**Task to complete**: What is needed is every line of the material that contains "this".

**Supplied data**:
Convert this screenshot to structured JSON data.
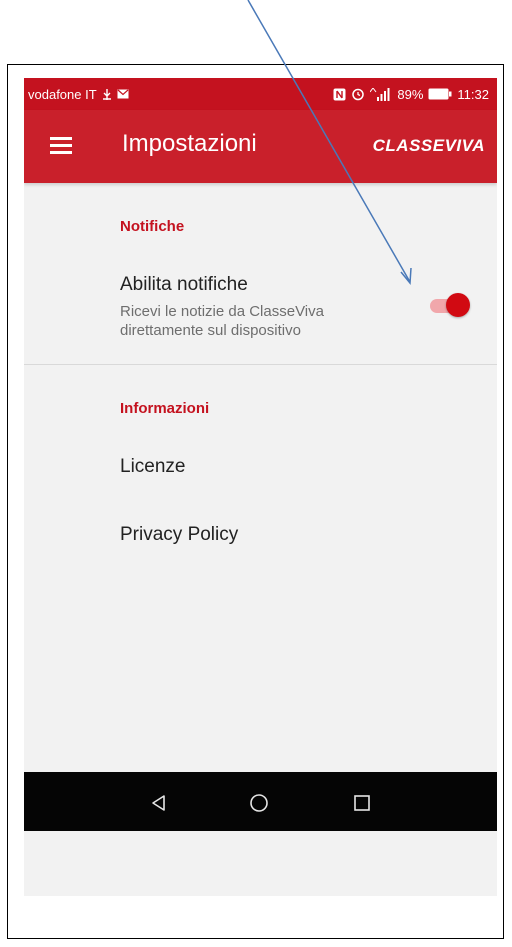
{
  "status_bar": {
    "carrier": "vodafone IT",
    "battery": "89%",
    "time": "11:32"
  },
  "app_bar": {
    "title": "Impostazioni",
    "brand": "CLASSEVIVA"
  },
  "sections": {
    "notifications": {
      "header": "Notifiche",
      "enable_title": "Abilita notifiche",
      "enable_subtitle": "Ricevi le notizie da ClasseViva direttamente sul dispositivo",
      "enabled": true
    },
    "info": {
      "header": "Informazioni",
      "licenses": "Licenze",
      "privacy": "Privacy Policy"
    }
  },
  "colors": {
    "primary": "#c9202b",
    "accent": "#d10a12",
    "annotation_arrow": "#4a79b8"
  },
  "icons": {
    "menu": "hamburger-menu-icon",
    "back": "nav-back-triangle-icon",
    "home": "nav-home-circle-icon",
    "recents": "nav-recents-square-icon"
  }
}
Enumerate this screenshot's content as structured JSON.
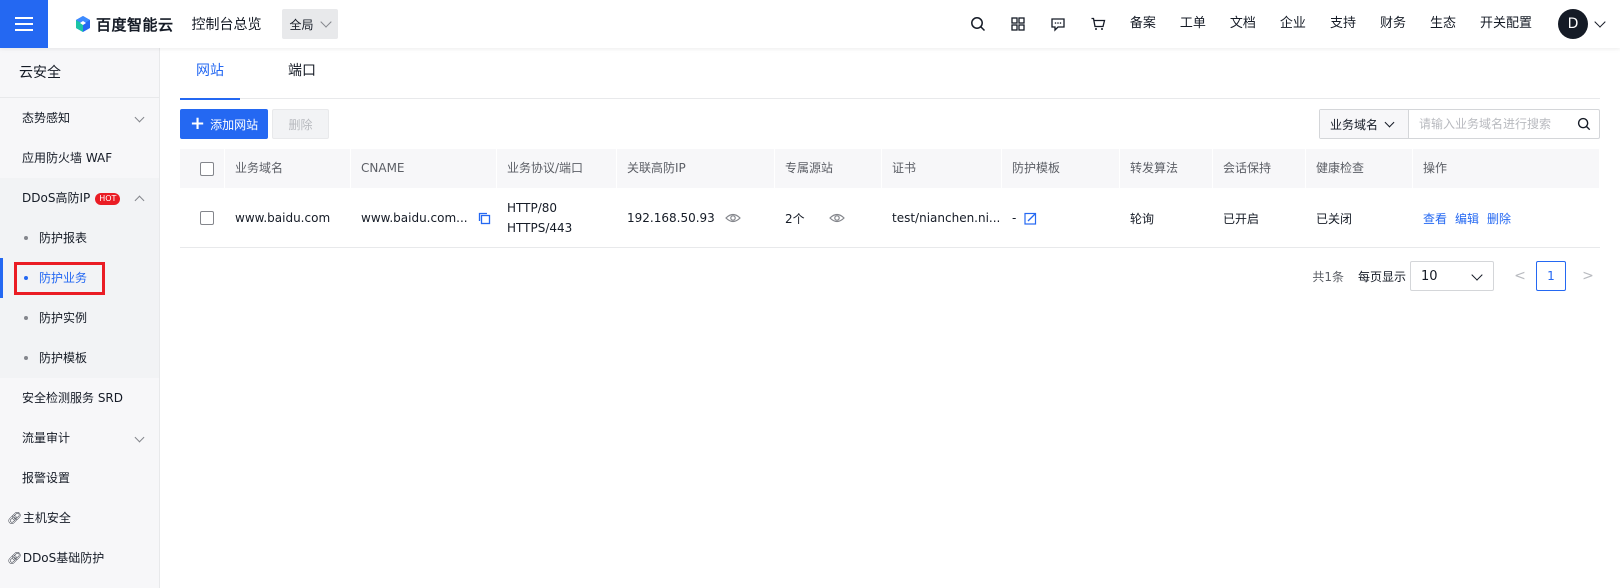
{
  "header": {
    "brand": "百度智能云",
    "console": "控制台总览",
    "region": "全局",
    "links": [
      "备案",
      "工单",
      "文档",
      "企业",
      "支持",
      "财务",
      "生态",
      "开关配置"
    ],
    "avatar": "D"
  },
  "sidebar": {
    "title": "云安全",
    "items": {
      "situation": "态势感知",
      "waf": "应用防火墙 WAF",
      "ddos": "DDoS高防IP",
      "hot": "HOT",
      "sub1": "防护报表",
      "sub2": "防护业务",
      "sub3": "防护实例",
      "sub4": "防护模板",
      "srd": "安全检测服务 SRD",
      "flow": "流量审计",
      "alarm": "报警设置",
      "host": "主机安全",
      "ddos_basic": "DDoS基础防护"
    }
  },
  "tabs": [
    "网站",
    "端口"
  ],
  "toolbar": {
    "add": "添加网站",
    "delete": "删除",
    "search_type": "业务域名",
    "search_placeholder": "请输入业务域名进行搜索"
  },
  "table": {
    "headers": [
      "业务域名",
      "CNAME",
      "业务协议/端口",
      "关联高防IP",
      "专属源站",
      "证书",
      "防护模板",
      "转发算法",
      "会话保持",
      "健康检查",
      "操作"
    ],
    "row": {
      "domain": "www.baidu.com",
      "cname": "www.baidu.com...",
      "protocol1": "HTTP/80",
      "protocol2": "HTTPS/443",
      "ip": "192.168.50.93",
      "origin": "2个",
      "cert": "test/nianchen.ni...",
      "template": "-",
      "algo": "轮询",
      "session": "已开启",
      "health": "已关闭",
      "op_view": "查看",
      "op_edit": "编辑",
      "op_delete": "删除"
    }
  },
  "pager": {
    "total": "共1条",
    "size_label": "每页显示",
    "size": "10",
    "prev": "<",
    "page": "1",
    "next": ">"
  },
  "colors": {
    "primary": "#2468f2",
    "highlight": "#ea1c24",
    "hot": "#ea1c24"
  }
}
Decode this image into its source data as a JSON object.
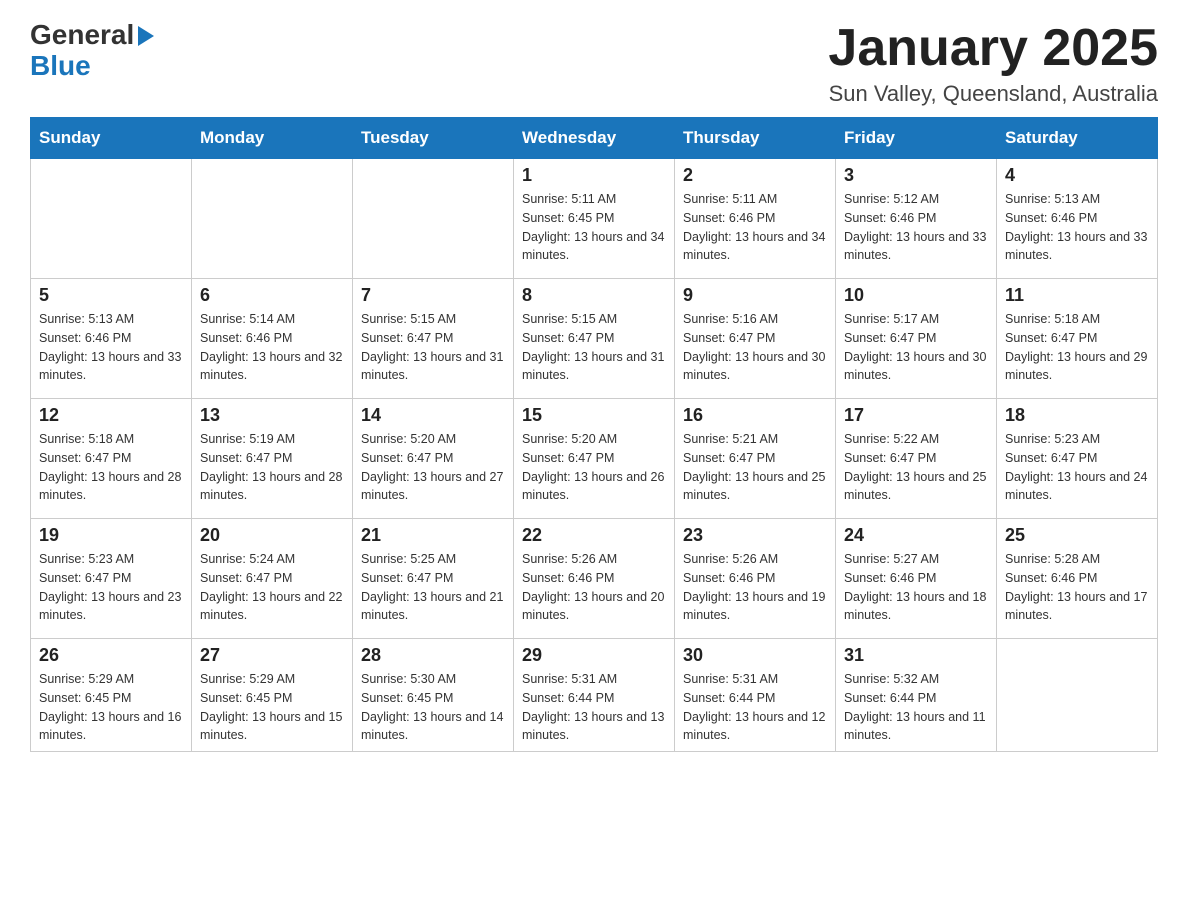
{
  "logo": {
    "line1": "General",
    "arrow": "▶",
    "line2": "Blue"
  },
  "title": "January 2025",
  "subtitle": "Sun Valley, Queensland, Australia",
  "days_header": [
    "Sunday",
    "Monday",
    "Tuesday",
    "Wednesday",
    "Thursday",
    "Friday",
    "Saturday"
  ],
  "weeks": [
    [
      {
        "day": "",
        "info": ""
      },
      {
        "day": "",
        "info": ""
      },
      {
        "day": "",
        "info": ""
      },
      {
        "day": "1",
        "sunrise": "Sunrise: 5:11 AM",
        "sunset": "Sunset: 6:45 PM",
        "daylight": "Daylight: 13 hours and 34 minutes."
      },
      {
        "day": "2",
        "sunrise": "Sunrise: 5:11 AM",
        "sunset": "Sunset: 6:46 PM",
        "daylight": "Daylight: 13 hours and 34 minutes."
      },
      {
        "day": "3",
        "sunrise": "Sunrise: 5:12 AM",
        "sunset": "Sunset: 6:46 PM",
        "daylight": "Daylight: 13 hours and 33 minutes."
      },
      {
        "day": "4",
        "sunrise": "Sunrise: 5:13 AM",
        "sunset": "Sunset: 6:46 PM",
        "daylight": "Daylight: 13 hours and 33 minutes."
      }
    ],
    [
      {
        "day": "5",
        "sunrise": "Sunrise: 5:13 AM",
        "sunset": "Sunset: 6:46 PM",
        "daylight": "Daylight: 13 hours and 33 minutes."
      },
      {
        "day": "6",
        "sunrise": "Sunrise: 5:14 AM",
        "sunset": "Sunset: 6:46 PM",
        "daylight": "Daylight: 13 hours and 32 minutes."
      },
      {
        "day": "7",
        "sunrise": "Sunrise: 5:15 AM",
        "sunset": "Sunset: 6:47 PM",
        "daylight": "Daylight: 13 hours and 31 minutes."
      },
      {
        "day": "8",
        "sunrise": "Sunrise: 5:15 AM",
        "sunset": "Sunset: 6:47 PM",
        "daylight": "Daylight: 13 hours and 31 minutes."
      },
      {
        "day": "9",
        "sunrise": "Sunrise: 5:16 AM",
        "sunset": "Sunset: 6:47 PM",
        "daylight": "Daylight: 13 hours and 30 minutes."
      },
      {
        "day": "10",
        "sunrise": "Sunrise: 5:17 AM",
        "sunset": "Sunset: 6:47 PM",
        "daylight": "Daylight: 13 hours and 30 minutes."
      },
      {
        "day": "11",
        "sunrise": "Sunrise: 5:18 AM",
        "sunset": "Sunset: 6:47 PM",
        "daylight": "Daylight: 13 hours and 29 minutes."
      }
    ],
    [
      {
        "day": "12",
        "sunrise": "Sunrise: 5:18 AM",
        "sunset": "Sunset: 6:47 PM",
        "daylight": "Daylight: 13 hours and 28 minutes."
      },
      {
        "day": "13",
        "sunrise": "Sunrise: 5:19 AM",
        "sunset": "Sunset: 6:47 PM",
        "daylight": "Daylight: 13 hours and 28 minutes."
      },
      {
        "day": "14",
        "sunrise": "Sunrise: 5:20 AM",
        "sunset": "Sunset: 6:47 PM",
        "daylight": "Daylight: 13 hours and 27 minutes."
      },
      {
        "day": "15",
        "sunrise": "Sunrise: 5:20 AM",
        "sunset": "Sunset: 6:47 PM",
        "daylight": "Daylight: 13 hours and 26 minutes."
      },
      {
        "day": "16",
        "sunrise": "Sunrise: 5:21 AM",
        "sunset": "Sunset: 6:47 PM",
        "daylight": "Daylight: 13 hours and 25 minutes."
      },
      {
        "day": "17",
        "sunrise": "Sunrise: 5:22 AM",
        "sunset": "Sunset: 6:47 PM",
        "daylight": "Daylight: 13 hours and 25 minutes."
      },
      {
        "day": "18",
        "sunrise": "Sunrise: 5:23 AM",
        "sunset": "Sunset: 6:47 PM",
        "daylight": "Daylight: 13 hours and 24 minutes."
      }
    ],
    [
      {
        "day": "19",
        "sunrise": "Sunrise: 5:23 AM",
        "sunset": "Sunset: 6:47 PM",
        "daylight": "Daylight: 13 hours and 23 minutes."
      },
      {
        "day": "20",
        "sunrise": "Sunrise: 5:24 AM",
        "sunset": "Sunset: 6:47 PM",
        "daylight": "Daylight: 13 hours and 22 minutes."
      },
      {
        "day": "21",
        "sunrise": "Sunrise: 5:25 AM",
        "sunset": "Sunset: 6:47 PM",
        "daylight": "Daylight: 13 hours and 21 minutes."
      },
      {
        "day": "22",
        "sunrise": "Sunrise: 5:26 AM",
        "sunset": "Sunset: 6:46 PM",
        "daylight": "Daylight: 13 hours and 20 minutes."
      },
      {
        "day": "23",
        "sunrise": "Sunrise: 5:26 AM",
        "sunset": "Sunset: 6:46 PM",
        "daylight": "Daylight: 13 hours and 19 minutes."
      },
      {
        "day": "24",
        "sunrise": "Sunrise: 5:27 AM",
        "sunset": "Sunset: 6:46 PM",
        "daylight": "Daylight: 13 hours and 18 minutes."
      },
      {
        "day": "25",
        "sunrise": "Sunrise: 5:28 AM",
        "sunset": "Sunset: 6:46 PM",
        "daylight": "Daylight: 13 hours and 17 minutes."
      }
    ],
    [
      {
        "day": "26",
        "sunrise": "Sunrise: 5:29 AM",
        "sunset": "Sunset: 6:45 PM",
        "daylight": "Daylight: 13 hours and 16 minutes."
      },
      {
        "day": "27",
        "sunrise": "Sunrise: 5:29 AM",
        "sunset": "Sunset: 6:45 PM",
        "daylight": "Daylight: 13 hours and 15 minutes."
      },
      {
        "day": "28",
        "sunrise": "Sunrise: 5:30 AM",
        "sunset": "Sunset: 6:45 PM",
        "daylight": "Daylight: 13 hours and 14 minutes."
      },
      {
        "day": "29",
        "sunrise": "Sunrise: 5:31 AM",
        "sunset": "Sunset: 6:44 PM",
        "daylight": "Daylight: 13 hours and 13 minutes."
      },
      {
        "day": "30",
        "sunrise": "Sunrise: 5:31 AM",
        "sunset": "Sunset: 6:44 PM",
        "daylight": "Daylight: 13 hours and 12 minutes."
      },
      {
        "day": "31",
        "sunrise": "Sunrise: 5:32 AM",
        "sunset": "Sunset: 6:44 PM",
        "daylight": "Daylight: 13 hours and 11 minutes."
      },
      {
        "day": "",
        "info": ""
      }
    ]
  ]
}
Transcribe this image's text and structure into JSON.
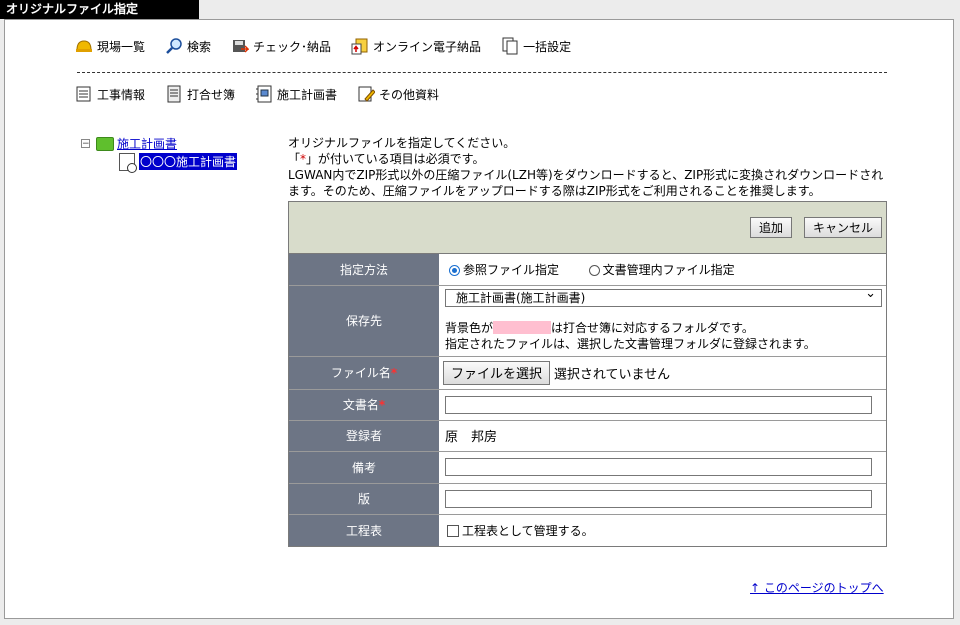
{
  "window": {
    "title": "オリジナルファイル指定"
  },
  "nav_top": [
    {
      "label": "現場一覧",
      "icon": "helmet-icon"
    },
    {
      "label": "検索",
      "icon": "magnifier-icon"
    },
    {
      "label": "チェック･納品",
      "icon": "disk-icon"
    },
    {
      "label": "オンライン電子納品",
      "icon": "upload-icon"
    },
    {
      "label": "一括設定",
      "icon": "pages-icon"
    }
  ],
  "nav_sub": [
    {
      "label": "工事情報",
      "icon": "notepad-icon"
    },
    {
      "label": "打合せ簿",
      "icon": "sheet-icon"
    },
    {
      "label": "施工計画書",
      "icon": "binder-icon"
    },
    {
      "label": "その他資料",
      "icon": "pencil-note-icon"
    }
  ],
  "tree": {
    "toggle": "−",
    "root": "施工計画書",
    "child": "〇〇〇施工計画書"
  },
  "notes": {
    "line1": "オリジナルファイルを指定してください。",
    "line2_pre": "「",
    "line2_mark": "*",
    "line2_post": "」が付いている項目は必須です。",
    "line3": "LGWAN内でZIP形式以外の圧縮ファイル(LZH等)をダウンロードすると、ZIP形式に変換されダウンロードされます。そのため、圧縮ファイルをアップロードする際はZIP形式をご利用されることを推奨します。"
  },
  "buttons": {
    "add": "追加",
    "cancel": "キャンセル"
  },
  "form": {
    "method_label": "指定方法",
    "method_option1": "参照ファイル指定",
    "method_option2": "文書管理内ファイル指定",
    "dest_label": "保存先",
    "dest_value": "施工計画書(施工計画書)",
    "dest_note1_pre": "背景色が",
    "dest_note1_post": "は打合せ簿に対応するフォルダです。",
    "dest_note2": "指定されたファイルは、選択した文書管理フォルダに登録されます。",
    "file_label": "ファイル名",
    "file_button": "ファイルを選択",
    "file_status": "選択されていません",
    "docname_label": "文書名",
    "required_mark": "*",
    "registrant_label": "登録者",
    "registrant_value": "原　邦房",
    "remarks_label": "備考",
    "version_label": "版",
    "schedule_label": "工程表",
    "schedule_check": "工程表として管理する。"
  },
  "footer": {
    "top_link": "↑ このページのトップへ"
  },
  "colors": {
    "label_bg": "#6d7585",
    "head_bg": "#d8dccb",
    "swatch": "#ffbfd0",
    "link": "#0000cc"
  }
}
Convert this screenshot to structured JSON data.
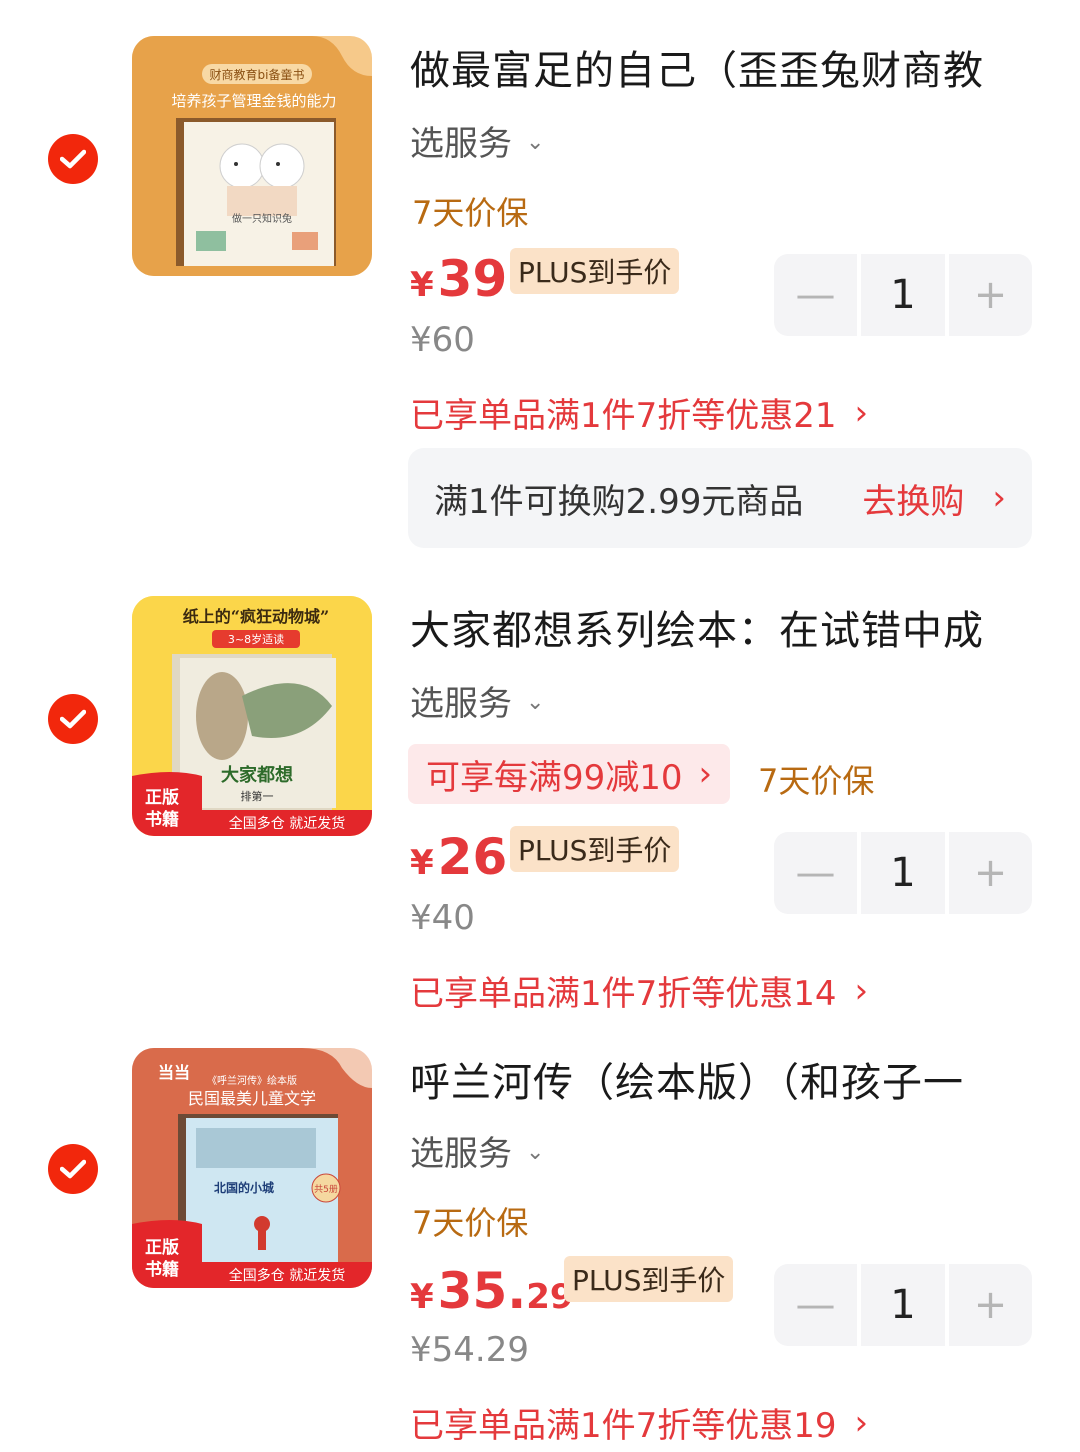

**Answer below**:
Convert this screenshot to structured JSON data.
Enumerate this screenshot's content as structured JSON.
Decode this image into its source data as a JSON object.
Transcribe this image's text and structure into JSON.
Convert this screenshot to structured JSON data.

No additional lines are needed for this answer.